“That would definitely be at the bottom of my list, but it may be something we have to do,” Miles said.

He said the state of Iowa has reduced its investment in education over a period of several years, and that state allocations have declined to “levels not seen since 1998.” Adjusted for inflation, allocations are at levels comparable to those from 1990 and earlier.

Miles commended the heads of the institutions for a “remarkable job of doing more with less.” They must now “move swiftly and decisively” to close the budget gap, Miles said, adding that he has “tremendous confidence” in their work.

The board approved a system-wide freeze on general education-funded hirings until it receives and approves action plans from institution heads at the Oct. 29 meeting. Miles withdrew a previous proposal to institute a moratorium on new building construction projects because of the “anxiety and confusion” it generated.

Miles also discussed the cuts’ effects on the special schools, which have no alternate funding.

“As difficult as it is for the public universities, the special schools are strapped even further,” Miles said.

The Iowa School for the Deaf is expected to slash $973,000 from its budget; the Iowa Braille and Sight Saving School will eliminate $547,000.

Time concerns were raised, and in response Miles acknowledged that the Regents’ institutions have “less than a full year to get $60 million worth of a year’s expenses out.”

He said that if the nearly $60 million were to be recovered solely through a tuition increase, it would require an 8.4 percent increase. By adding the one-time American Recovery and Reinvestment Act stimulus funds of $80 million, which the budget will have to account for at the end of the fiscal year when the funds can no longer be used, Miles said a 21.5 percent increase would be necessary.

“I am not advocating and I would not support increases of that magnitude,” Miles said. “We need to be flexible and we need to consider something in excess of the median of HEPI [Higher Education Price Index] might be necessary.”

The median HEPI-suggested increase is 2.7 percent.

Miles said the Regents are doing everything they can to “protect access for … students and to protect quality.”

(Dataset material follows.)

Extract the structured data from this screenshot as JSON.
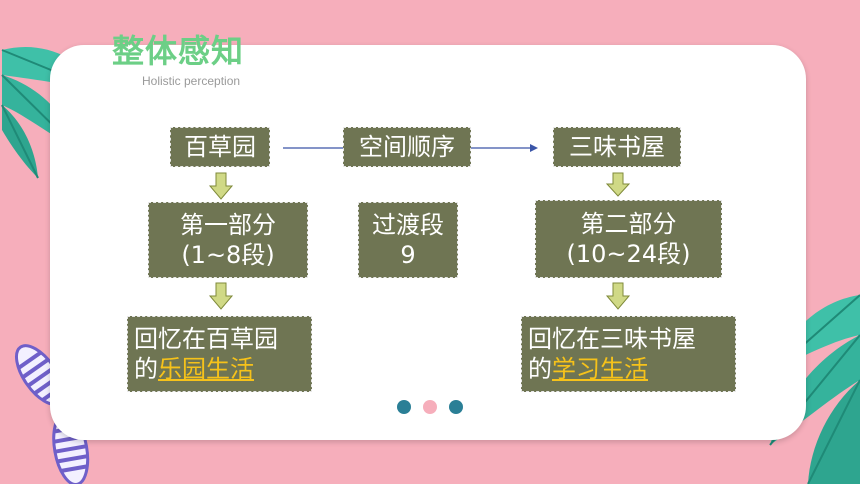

Turk stressed the importance of maintaining quality at Iowa State, explaining that retention is directly affected by the quality of the university.

The board will meet next on Oct. 29 in Cedar Falls. ISU President Gregory Geoffroy said nothing has been formalized in the university’s action plan.

“University leadership has a lot of work to do in the next few weeks,” Geoffroy said.

Miles and Turk voiced the importance of state support.

Turk said he plans for ISU students and administration to advocate for education at the state level.

“This is the student body upset with the state government and its fiscal priorities,” Turk said.

“All Iowa citizens need to recognize that if we don’t invest in these institutions, there is a price,” Miles said. “We do continue to need the support of the state of Iowa … for what are, in every respect, Iowa institutions.”